Friday, January 21, 2011
They tell me when to grieve.
One of the things I don't like about many 'parenting special need kids' books is the alarmist predictions. I feel like so far, our life has remained 'normal,' and Fragile X hasn't changed our daily life much. However the books like to TELL you when you will be upset, at times like birthdays, academic evaluations, holidays. They are calendar reminders that 'something's wrong, don't fall into a false assurance of normalcy, don't forget something's wrong... something's wrong...something's wrong. Sometimes I feel like I get sad just because the book told me it was time to be sad.
Things that have made me sad lately.
1. Looking for a gift for a similar age child, realizing I don't know what a 'typical' child his age is into. I see toys marked for his age and I know he wouldn't be able to manipulate them. The reminder 'something's wrong' bell rings.
2. Seeing the progress of his peers, where he should be, what he could be doing. This doesn't always happen in my day to day because he is 'typical' for us. We cheer his milestones and are excited by progress, just as any other parent is. Then suddenly I will realize where he 'should' be, and I'm sad. And the bell rings.
3. Bridget is his bossy care-taking older sister, both playing with him and talking for him. When we are working on puzzles she will intervene to show him, and I remind her to let him do it on his own. I struggle with this - I want her to be his sister, not his keeper. I don't want her to feel such responsibility for him. At the same time, her care reassures me. Bell rings.
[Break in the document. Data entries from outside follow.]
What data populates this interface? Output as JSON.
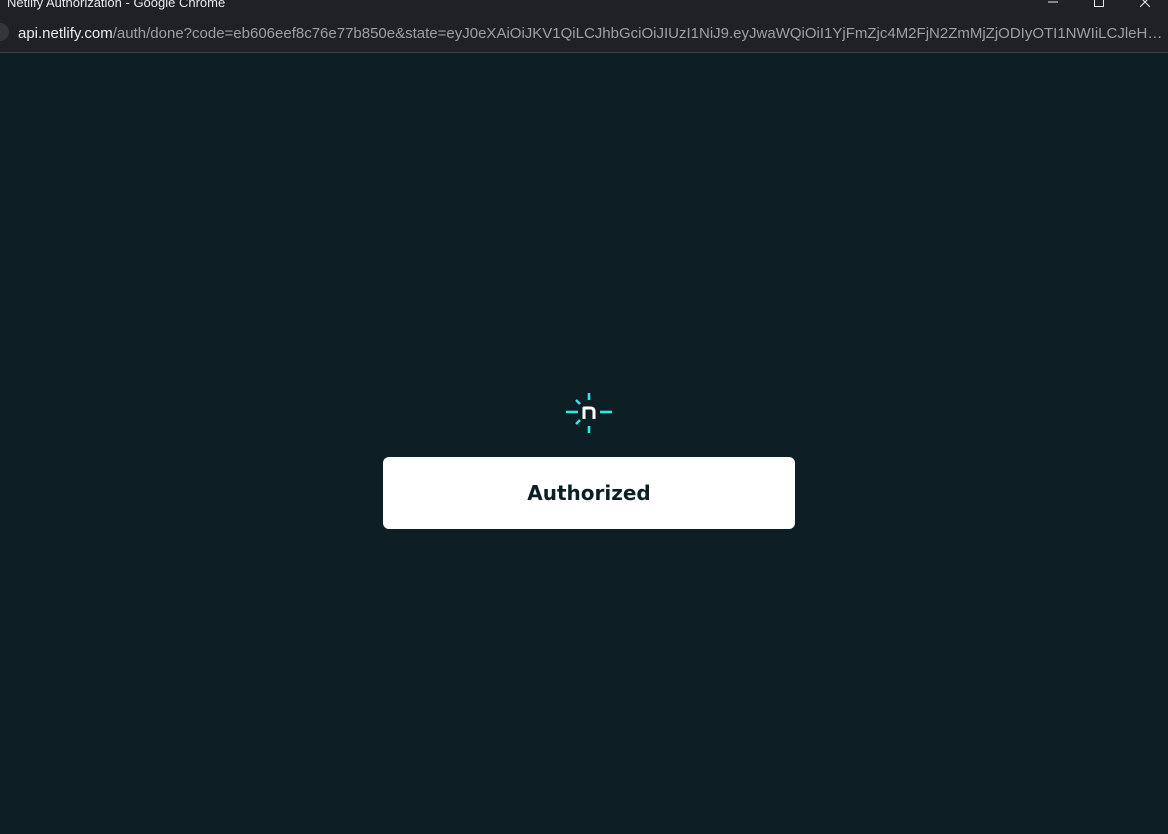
{
  "window": {
    "title": "Netlify Authorization - Google Chrome"
  },
  "addressbar": {
    "host": "api.netlify.com",
    "path": "/auth/done?code=eb606eef8c76e77b850e&state=eyJ0eXAiOiJKV1QiLCJhbGciOiJIUzI1NiJ9.eyJwaWQiOiI1YjFmZjc4M2FjN2ZmMjZjODIyOTI1NWIiLCJleHAi..."
  },
  "page": {
    "status_text": "Authorized"
  },
  "icons": {
    "logo": "netlify-logo",
    "minimize": "minimize-icon",
    "maximize": "maximize-icon",
    "close": "close-icon",
    "site_info": "site-info-icon"
  },
  "colors": {
    "background": "#0e1e25",
    "brand_teal": "#32e6e2",
    "card": "#ffffff",
    "chrome_frame": "#202124"
  }
}
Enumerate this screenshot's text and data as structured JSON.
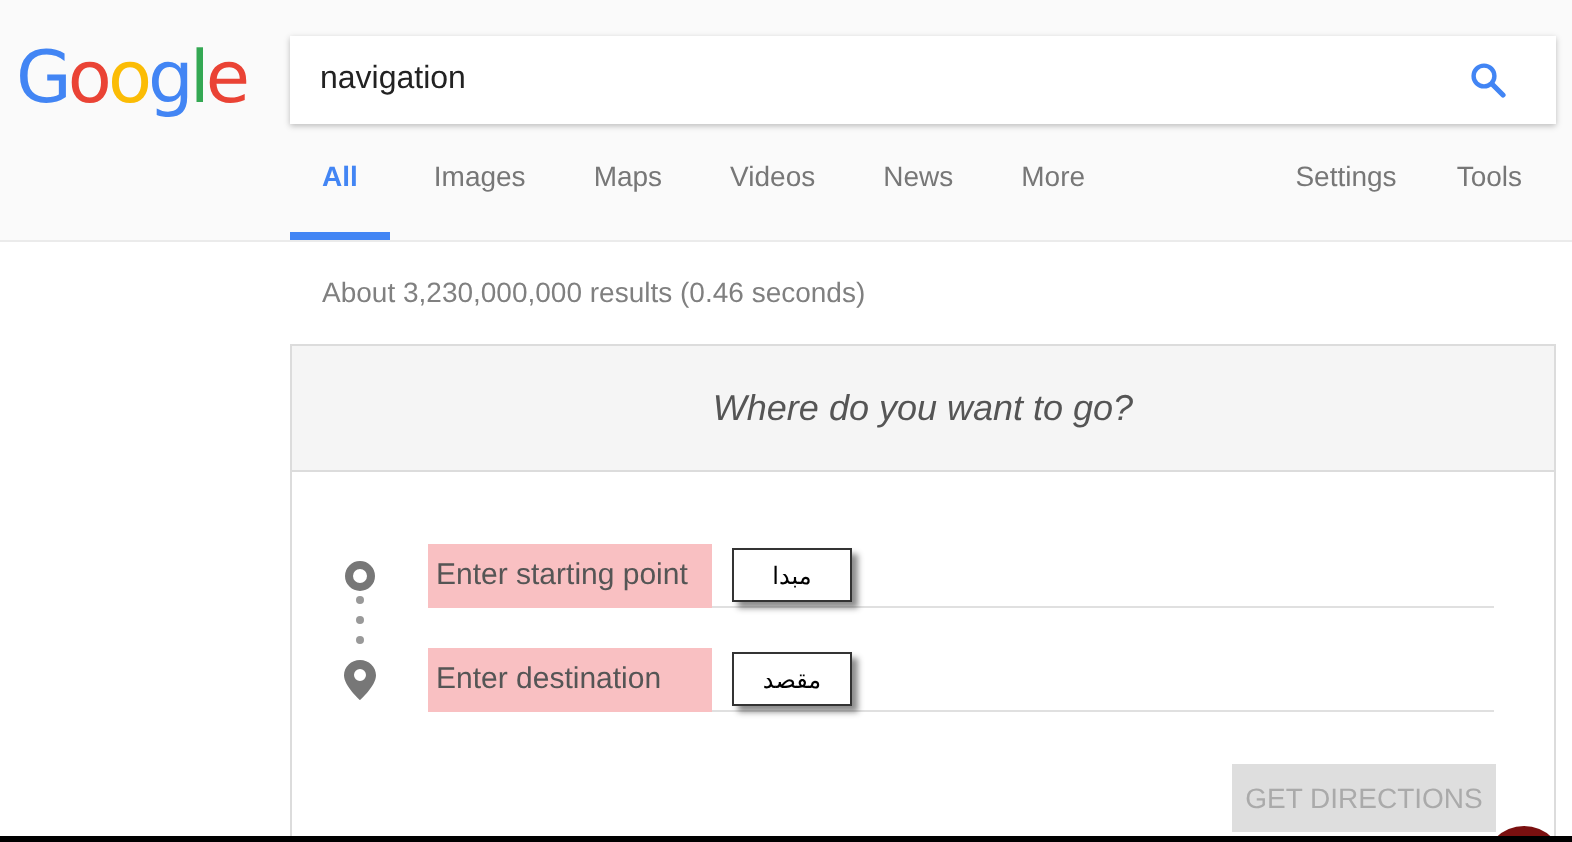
{
  "logo": "Google",
  "search": {
    "value": "navigation"
  },
  "tabs": [
    {
      "label": "All",
      "selected": true
    },
    {
      "label": "Images",
      "selected": false
    },
    {
      "label": "Maps",
      "selected": false
    },
    {
      "label": "Videos",
      "selected": false
    },
    {
      "label": "News",
      "selected": false
    },
    {
      "label": "More",
      "selected": false
    }
  ],
  "tools": [
    "Settings",
    "Tools"
  ],
  "result_stats": "About 3,230,000,000 results (0.46 seconds)",
  "directions": {
    "title": "Where do you want to go?",
    "fields": [
      {
        "kind": "start",
        "placeholder": "Enter starting point",
        "annotation": "مبدا"
      },
      {
        "kind": "destination",
        "placeholder": "Enter destination",
        "annotation": "مقصد"
      }
    ],
    "button": {
      "label": "GET DIRECTIONS",
      "disabled": true
    }
  }
}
4. Monday is our first meeting with the local school system, beginning planning for his transition from early intervention to public pre-school. I have been told our school system is one of the best, and in many ways I am happy he will be in a placement where he is receiving services and also with specially trained professionals all day who can teach and guide him academically and socially.
I'm preparing to be sad because the book told me.
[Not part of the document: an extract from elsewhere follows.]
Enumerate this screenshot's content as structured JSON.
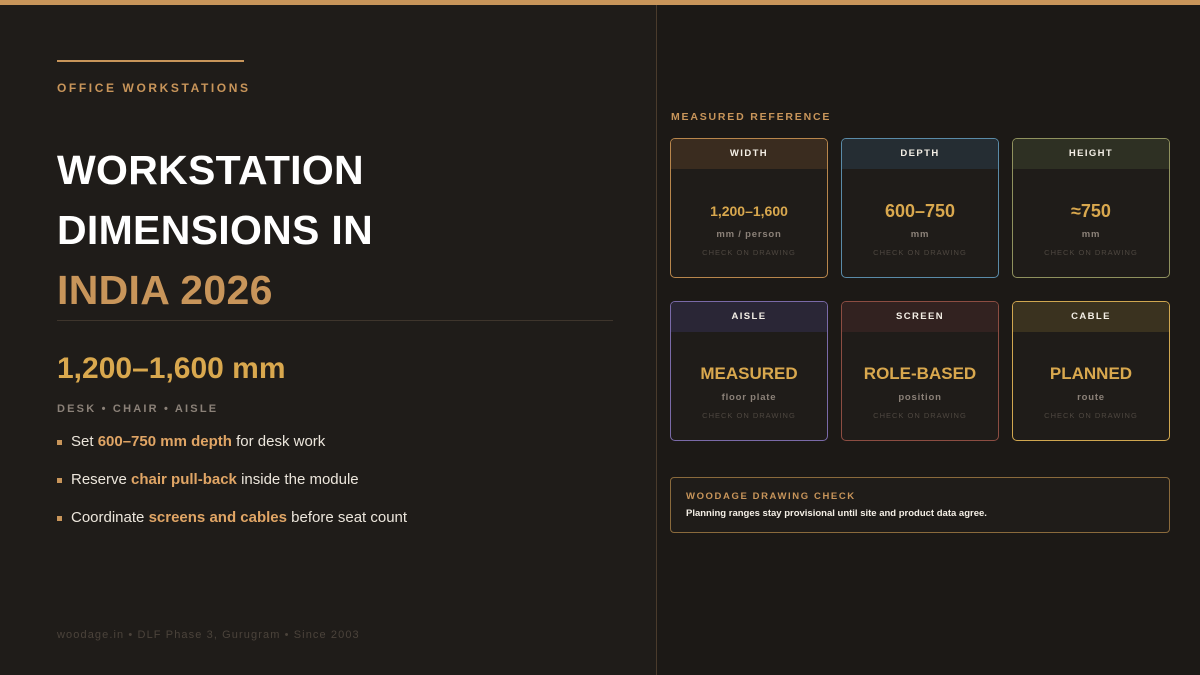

Something that makes me happy? Owen's ability to charm all he comes into contact with. We walk through the mall and I see people nudge each other, look adoringly at Owen, I hear whispers of "what a cute baby!" He befriends the store cashiers, loves smiling at good looking women, and particularly likes all bald men. Even our cats sniff his nose and greet him in the morning, and I was surprised to see surly teens brighten when looking at him. The quotes I have most heard most often about him is "He is SUCH a happy baby!" or "What a great smile!" Owen's godfather made my heart soar when he said "Owen smiles with his whole body, " and one of my girlfriends told me Owen was lit from within.
I take these moments and bank them, let them wash over me and reassure, let them give me hope for his survival in this unkind world. Maybe my baby came pre-wrapped in his own protection, a nature and temperament of sweetness, kindness, and charm.